At some point, during the 2000s renaissance of the Ford brand, there was an idea to give Mercury another sports car. The Cougar was a lightweight, V6-powered sports car that brought with it a rather edgy design for the time. This vehicle was part of Ford’s “New Edge” design philosophy which emphasized lots of edges and ovals. Performance-wise, the Cougar was nothing amazing by any means. The car was downright slow and the unimpressive exterior styling made the car an forgettable part of history. People would often mistake the Cougar for the cheaper Escort ZX2.
Sadly, the Mercury brand didn’t survive the new millennium. The Cougar was just one of many lackluster cars that made their way onto dealership lots. Perhaps if Ford had based the Cougar off of the Mustang, things would have been a little better for the car.
You’ve probably seen these cars in grocery store parking lots. The paint peeling off and hubcaps missing from years of abuse. But at one point in time, GM had high hopes that the Geo Storm would attract a younger buyer into the showrooms. The Storm did have some redeeming qualities such as a reasonably sized backseat. There was also the hatchback which made loading the little sports car a breeze. Color combinations were quite wild for the Storm, ranging from purple to yellow. In a lot of ways, the Storm was a revolutionary, but as far as a sports car, the Storm just didn’t add up.
In a sea that was flooded with cheap sports cars during this period, the Storm is a blip. If you want a ’90s sports car that’s good on gas there are many options. The Geo Storm was a car that was just intended as a budget-minded addition to Chevy dealerships.
The final incarnation of the Celica was a curvaceous little car. Designed to entice younger buyers into the Toyota showroom, the new Celica had a lot going for it. But the model never really had a performance-minded version. This was a drawback for Toyota since the competition for the Celica was cars like the turbo-powered Tiburon and the 350Z. Sadly Toyota never offered this generation of the Celica in a convertible version.
With good reason, as far as a commuter car, the Celica was golden. But when you wanted to take the car out to see what it could do, the lack of performance showed. Toyota didn’t go all out designing this car. The Celica line disappeared from the Toyota brand soon after the car hit the market.
The Eclipse that hit the market in 2006 was a bold new statement for Mitsubishi. The new design was much more radical than previous versions. What made the Eclipse unique was the fact that it was always an affordable sports car. This generation of the Eclipse was lacking in the power department. Shoppers also complained about the cramped interior, which made living with the car hard. If you wanted to drive something fast this generation was basically on its way out. The engine was average in terms of performance.
Buyers were quick to dismiss this Eclipse model. You can tell by how the resale values have dropped in recent years. Still, if you can find one for really cheap this might be a fun first car for a new driver. The exterior styling is still beautiful to this day.
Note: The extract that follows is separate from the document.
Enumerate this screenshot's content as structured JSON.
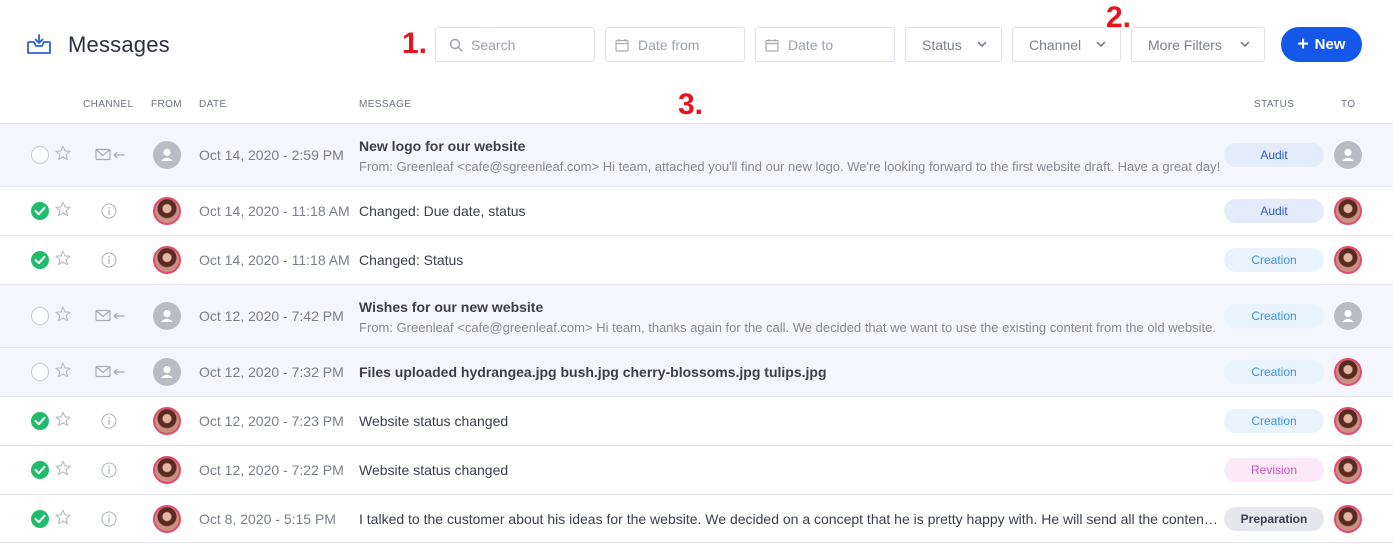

Finally, we have a sports car that really shouldn’t even be called a sports car. During the’90s, Ford introduced us to the ZX2. Which was essentially a bite-sized version of the Escort sedan and wagon. While the car had some pretty cute looks at the time, performance was lackluster at best. Then you got into the shoddy build quality which resulted in many reliability issues. The ZX2 lasted for quite some time, even as the rest of the escort lineup was replaced by the modern Focus. But if you wanted a lightweight sports car, the ZX2 should be avoided.
There was actually nothing that was or is remotely sporty about the ZX except for the name. When it comes to forgotten relics of the early 2000s, the ZX2 is the pinnacle. The forgettable styling and ho-hum reliability make the ZX2 avoidable